Intracoronary Imaging With Optical Coherence Tomography
A New High-Resolution Technology Providing Striking Visualization in the Coronary Artery

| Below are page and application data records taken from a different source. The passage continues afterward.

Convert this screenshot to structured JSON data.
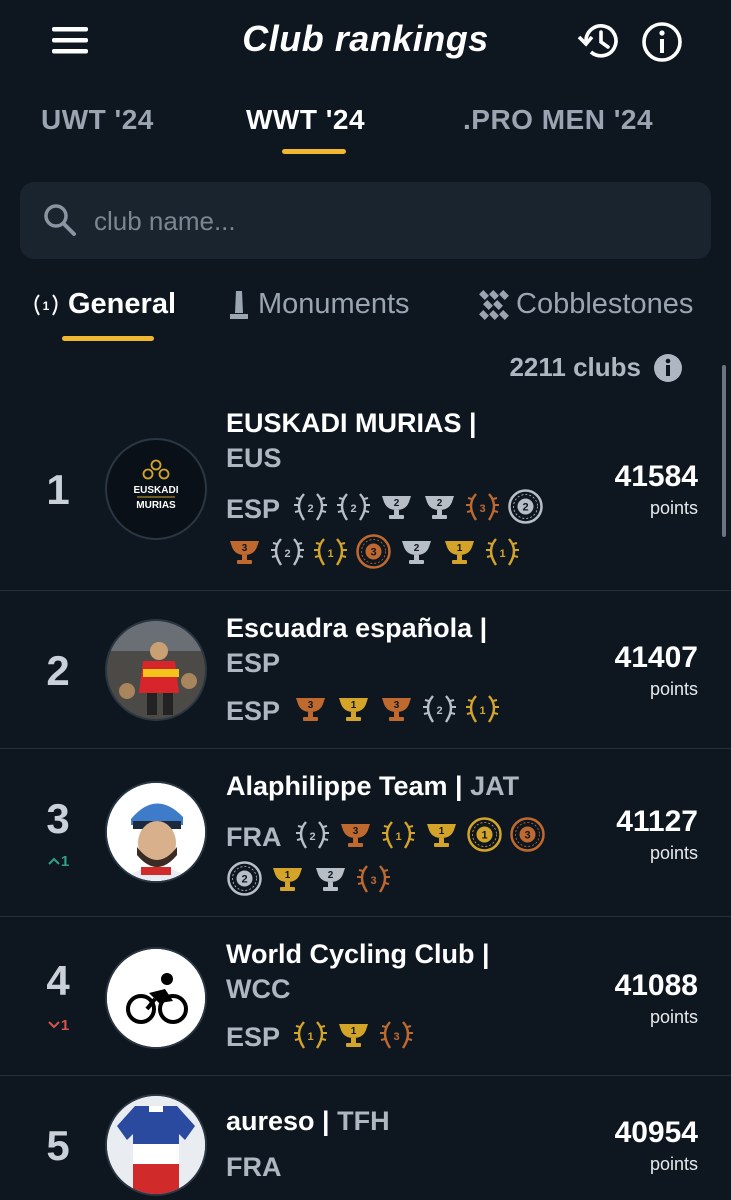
{
  "header": {
    "title": "Club rankings",
    "icons": [
      "menu-icon",
      "history-icon",
      "info-icon"
    ]
  },
  "tabs": [
    {
      "label": "UWT '24",
      "active": false
    },
    {
      "label": "WWT '24",
      "active": true
    },
    {
      "label": ".PRO MEN '24",
      "active": false
    }
  ],
  "search": {
    "placeholder": "club name..."
  },
  "subtabs": [
    {
      "label": "General",
      "icon": "laurel-icon",
      "active": true
    },
    {
      "label": "Monuments",
      "icon": "monument-icon",
      "active": false
    },
    {
      "label": "Cobblestones",
      "icon": "cobblestone-icon",
      "active": false
    }
  ],
  "count": "2211 clubs",
  "colors": {
    "bg": "#0e1720",
    "accent": "#f2b730",
    "gold": "#d4a42a",
    "silver": "#b8bec6",
    "bronze": "#c0692f",
    "up": "#2fa384",
    "down": "#d9534f"
  },
  "rows": [
    {
      "rank": "1",
      "name": "EUSKADI MURIAS |",
      "code": "EUS",
      "country": "ESP",
      "points": "41584",
      "points_label": "points",
      "logo_line1": "EUSKADI",
      "logo_line2": "MURIAS",
      "badges1": [
        [
          "laurel",
          "silver",
          "2"
        ],
        [
          "laurel",
          "silver",
          "2"
        ],
        [
          "cup",
          "silver",
          "2"
        ],
        [
          "cup",
          "silver",
          "2"
        ],
        [
          "laurel",
          "bronze",
          "3"
        ],
        [
          "wheel",
          "silver",
          "2"
        ]
      ],
      "badges2": [
        [
          "cup",
          "bronze",
          "3"
        ],
        [
          "laurel",
          "silver",
          "2"
        ],
        [
          "laurel",
          "gold",
          "1"
        ],
        [
          "wheel",
          "bronze",
          "3"
        ],
        [
          "cup",
          "silver",
          "2"
        ],
        [
          "cup",
          "gold",
          "1"
        ],
        [
          "laurel",
          "gold",
          "1"
        ]
      ]
    },
    {
      "rank": "2",
      "name": "Escuadra española  |",
      "code": "ESP",
      "country": "ESP",
      "points": "41407",
      "points_label": "points",
      "badges1": [
        [
          "cup",
          "bronze",
          "3"
        ],
        [
          "cup",
          "gold",
          "1"
        ],
        [
          "cup",
          "bronze",
          "3"
        ],
        [
          "laurel",
          "silver",
          "2"
        ],
        [
          "laurel",
          "gold",
          "1"
        ]
      ]
    },
    {
      "rank": "3",
      "move": "^1",
      "name": "Alaphilippe Team |",
      "code": "JAT",
      "country": "FRA",
      "points": "41127",
      "points_label": "points",
      "badges1": [
        [
          "laurel",
          "silver",
          "2"
        ],
        [
          "cup",
          "bronze",
          "3"
        ],
        [
          "laurel",
          "gold",
          "1"
        ],
        [
          "cup",
          "gold",
          "1"
        ],
        [
          "wheel",
          "gold",
          "1"
        ],
        [
          "wheel",
          "bronze",
          "3"
        ]
      ],
      "badges2": [
        [
          "wheel",
          "silver",
          "2"
        ],
        [
          "cup",
          "gold",
          "1"
        ],
        [
          "cup",
          "silver",
          "2"
        ],
        [
          "laurel",
          "bronze",
          "3"
        ]
      ]
    },
    {
      "rank": "4",
      "move": "v1",
      "name": "World Cycling Club |",
      "code": "WCC",
      "country": "ESP",
      "points": "41088",
      "points_label": "points",
      "badges1": [
        [
          "laurel",
          "gold",
          "1"
        ],
        [
          "cup",
          "gold",
          "1"
        ],
        [
          "laurel",
          "bronze",
          "3"
        ]
      ]
    },
    {
      "rank": "5",
      "name": "aureso |",
      "code": "TFH",
      "country": "FRA",
      "points": "40954",
      "points_label": "points"
    }
  ]
}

Optical Coherence Tomography (OCT; LightLab) is a catheter-based technology producing images from backscattered “echoes” similar to intravascular ultrasound (IVUS), but using high-bandwidth light sources (infrared light). This new technology provides ultra-high resolution for endovascular visualization. In comparison to common IVUS imaging, OCT enables optimal plaque identification, detection of thin tissue structures (eg, re-endotheli- alization, dissections) and remarkable visualization of stent strut features. The case presented illustrates the 6-month follow-up examination after drug-eluting stent implantation for the treatment of in-stent restenosis (stent-in-stent) (Figure 1). Because of the high resolution, OCT provides striking visualization of both the doubled stent layer and neointimal proliferation after drug-eluting stent implantation (Figures 2 and 3⇓).

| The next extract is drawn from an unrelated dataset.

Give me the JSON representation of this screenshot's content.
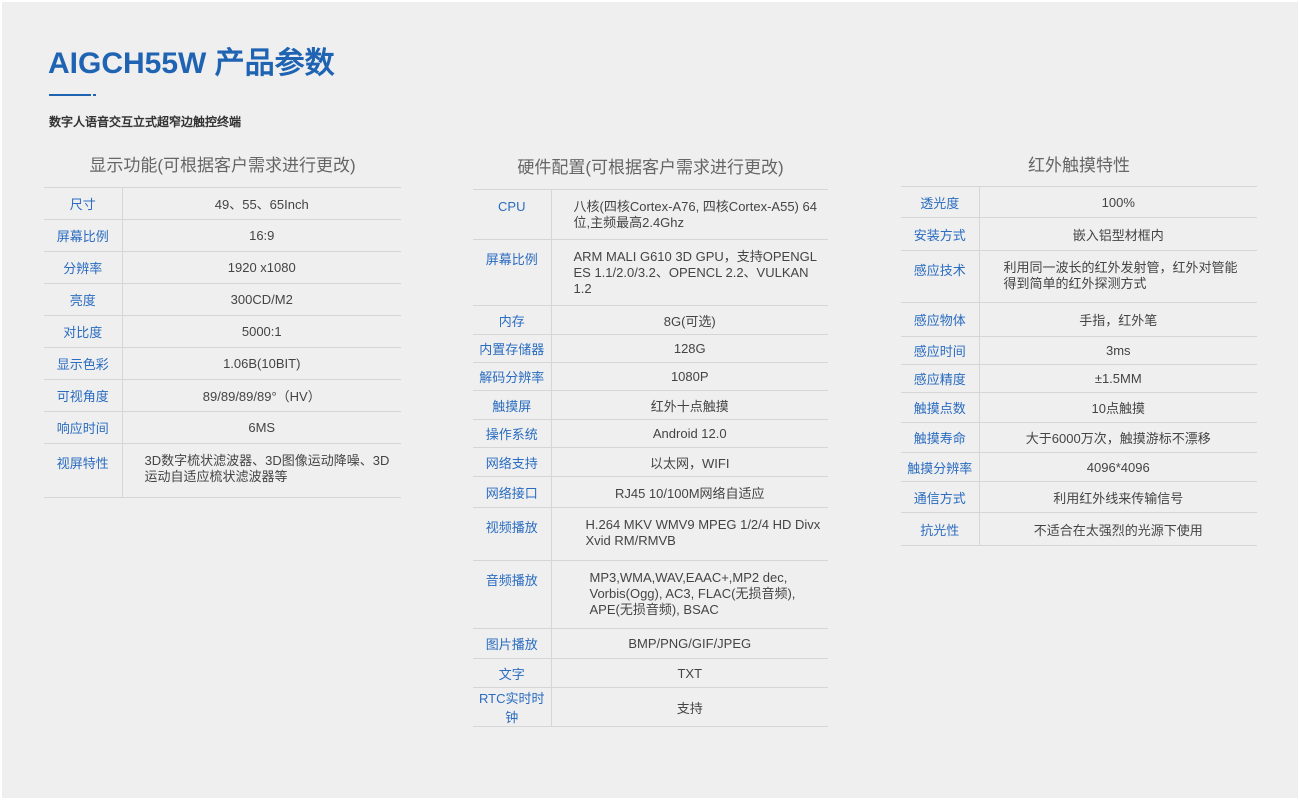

The editor of Images in Cardiovascular Medicine is Hugh A. McAllister, Jr, MD, Chief, Department of Pathology, St Luke’s Episcopal Hospital and Texas Heart Institute, and Clinical Professor of Pathology, University of Texas Medical School and Baylor College of Medicine.

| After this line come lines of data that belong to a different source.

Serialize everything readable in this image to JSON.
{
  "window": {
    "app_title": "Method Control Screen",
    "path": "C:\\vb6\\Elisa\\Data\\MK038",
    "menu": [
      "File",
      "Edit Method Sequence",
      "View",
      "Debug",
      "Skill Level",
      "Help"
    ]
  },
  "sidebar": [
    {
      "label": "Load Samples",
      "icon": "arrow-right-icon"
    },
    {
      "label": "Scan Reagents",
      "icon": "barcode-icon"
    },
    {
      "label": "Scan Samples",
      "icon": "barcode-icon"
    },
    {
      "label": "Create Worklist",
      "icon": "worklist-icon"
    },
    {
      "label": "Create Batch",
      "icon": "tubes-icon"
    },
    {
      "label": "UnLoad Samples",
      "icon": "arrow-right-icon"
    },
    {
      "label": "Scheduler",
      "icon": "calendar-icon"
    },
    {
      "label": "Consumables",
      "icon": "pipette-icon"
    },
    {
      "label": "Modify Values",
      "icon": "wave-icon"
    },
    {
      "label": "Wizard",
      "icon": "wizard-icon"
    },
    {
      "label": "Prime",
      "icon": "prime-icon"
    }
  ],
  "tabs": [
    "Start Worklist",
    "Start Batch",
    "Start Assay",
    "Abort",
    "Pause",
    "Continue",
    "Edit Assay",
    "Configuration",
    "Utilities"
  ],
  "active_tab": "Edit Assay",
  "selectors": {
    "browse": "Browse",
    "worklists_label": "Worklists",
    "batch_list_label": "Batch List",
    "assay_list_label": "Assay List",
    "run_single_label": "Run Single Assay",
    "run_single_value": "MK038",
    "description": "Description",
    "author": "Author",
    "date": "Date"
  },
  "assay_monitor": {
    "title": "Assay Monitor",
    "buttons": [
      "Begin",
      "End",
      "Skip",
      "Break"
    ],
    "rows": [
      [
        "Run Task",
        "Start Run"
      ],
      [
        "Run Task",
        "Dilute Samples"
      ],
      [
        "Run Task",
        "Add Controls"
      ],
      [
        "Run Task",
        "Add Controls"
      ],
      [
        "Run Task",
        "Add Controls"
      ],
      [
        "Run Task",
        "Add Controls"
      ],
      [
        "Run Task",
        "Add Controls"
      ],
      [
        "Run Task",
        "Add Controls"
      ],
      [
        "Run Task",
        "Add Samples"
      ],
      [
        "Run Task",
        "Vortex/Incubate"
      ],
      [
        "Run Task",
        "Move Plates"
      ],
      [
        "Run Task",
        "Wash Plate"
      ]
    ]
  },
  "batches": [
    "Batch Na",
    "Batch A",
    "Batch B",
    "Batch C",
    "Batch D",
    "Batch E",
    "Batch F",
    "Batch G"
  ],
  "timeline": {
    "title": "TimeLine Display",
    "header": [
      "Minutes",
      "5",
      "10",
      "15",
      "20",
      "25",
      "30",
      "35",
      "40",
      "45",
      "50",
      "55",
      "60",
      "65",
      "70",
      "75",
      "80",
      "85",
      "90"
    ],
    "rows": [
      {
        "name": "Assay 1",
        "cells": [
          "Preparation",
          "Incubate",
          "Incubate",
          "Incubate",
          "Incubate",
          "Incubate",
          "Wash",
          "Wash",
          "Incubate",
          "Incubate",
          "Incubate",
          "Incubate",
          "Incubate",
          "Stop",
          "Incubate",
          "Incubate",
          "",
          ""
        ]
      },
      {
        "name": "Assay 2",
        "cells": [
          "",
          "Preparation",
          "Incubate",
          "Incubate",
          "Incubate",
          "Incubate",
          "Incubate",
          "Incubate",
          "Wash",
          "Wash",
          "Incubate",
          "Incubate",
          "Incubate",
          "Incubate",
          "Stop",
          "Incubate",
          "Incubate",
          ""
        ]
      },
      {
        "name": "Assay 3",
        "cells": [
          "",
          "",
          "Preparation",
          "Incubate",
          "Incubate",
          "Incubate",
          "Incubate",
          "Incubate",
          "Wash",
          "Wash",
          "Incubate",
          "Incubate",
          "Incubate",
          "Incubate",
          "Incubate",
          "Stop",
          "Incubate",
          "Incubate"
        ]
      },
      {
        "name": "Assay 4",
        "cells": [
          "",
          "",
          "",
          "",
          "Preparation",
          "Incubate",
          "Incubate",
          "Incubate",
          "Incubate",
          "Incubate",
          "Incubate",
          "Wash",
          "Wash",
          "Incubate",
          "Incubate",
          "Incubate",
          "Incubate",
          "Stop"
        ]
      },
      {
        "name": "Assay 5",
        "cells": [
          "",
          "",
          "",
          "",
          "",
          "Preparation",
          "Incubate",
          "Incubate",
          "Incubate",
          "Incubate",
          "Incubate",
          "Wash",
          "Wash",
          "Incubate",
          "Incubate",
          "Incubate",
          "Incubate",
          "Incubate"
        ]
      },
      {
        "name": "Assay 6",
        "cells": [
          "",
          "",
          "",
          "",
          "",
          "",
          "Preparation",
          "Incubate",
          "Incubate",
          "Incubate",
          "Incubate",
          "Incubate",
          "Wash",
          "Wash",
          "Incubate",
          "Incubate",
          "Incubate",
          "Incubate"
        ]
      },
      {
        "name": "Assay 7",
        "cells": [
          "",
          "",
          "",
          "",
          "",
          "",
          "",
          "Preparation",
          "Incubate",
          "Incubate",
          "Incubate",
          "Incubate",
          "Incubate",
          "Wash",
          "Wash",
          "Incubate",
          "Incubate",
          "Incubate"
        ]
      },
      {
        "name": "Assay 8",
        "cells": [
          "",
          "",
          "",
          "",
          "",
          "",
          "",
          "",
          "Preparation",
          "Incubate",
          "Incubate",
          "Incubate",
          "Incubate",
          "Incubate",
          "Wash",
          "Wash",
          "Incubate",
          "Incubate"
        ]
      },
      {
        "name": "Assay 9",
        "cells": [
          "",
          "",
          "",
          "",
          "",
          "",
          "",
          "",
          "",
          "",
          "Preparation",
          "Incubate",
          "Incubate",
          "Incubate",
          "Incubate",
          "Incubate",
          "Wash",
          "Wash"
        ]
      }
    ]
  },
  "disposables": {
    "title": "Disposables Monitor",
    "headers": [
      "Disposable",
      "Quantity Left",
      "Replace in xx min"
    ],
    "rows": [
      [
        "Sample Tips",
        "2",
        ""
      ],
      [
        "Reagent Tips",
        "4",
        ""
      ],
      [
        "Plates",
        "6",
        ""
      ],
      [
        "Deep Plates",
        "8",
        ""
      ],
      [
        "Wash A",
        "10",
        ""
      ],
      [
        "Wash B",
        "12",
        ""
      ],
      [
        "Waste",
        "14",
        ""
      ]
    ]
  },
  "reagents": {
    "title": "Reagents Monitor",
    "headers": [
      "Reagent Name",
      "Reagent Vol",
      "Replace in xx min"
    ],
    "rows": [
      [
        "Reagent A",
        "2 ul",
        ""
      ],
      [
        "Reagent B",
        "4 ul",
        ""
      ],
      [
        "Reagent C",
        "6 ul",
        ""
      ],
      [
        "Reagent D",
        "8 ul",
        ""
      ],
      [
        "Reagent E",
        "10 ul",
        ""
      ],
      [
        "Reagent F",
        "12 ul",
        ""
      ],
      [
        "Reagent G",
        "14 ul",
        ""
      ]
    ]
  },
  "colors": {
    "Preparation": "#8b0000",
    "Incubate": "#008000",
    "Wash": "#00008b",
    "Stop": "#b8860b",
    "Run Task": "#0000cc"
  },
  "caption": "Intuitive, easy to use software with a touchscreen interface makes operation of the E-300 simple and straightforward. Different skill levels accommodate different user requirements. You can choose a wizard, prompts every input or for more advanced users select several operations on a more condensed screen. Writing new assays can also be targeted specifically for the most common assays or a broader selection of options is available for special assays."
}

Circulation encourages readers to submit cardiovascular images to the Circulation Editorial Office, St Luke’s Episcopal Hospital/Texas Heart Institute, 6720 Bertner Ave, MC1-267, Houston, TX 77030.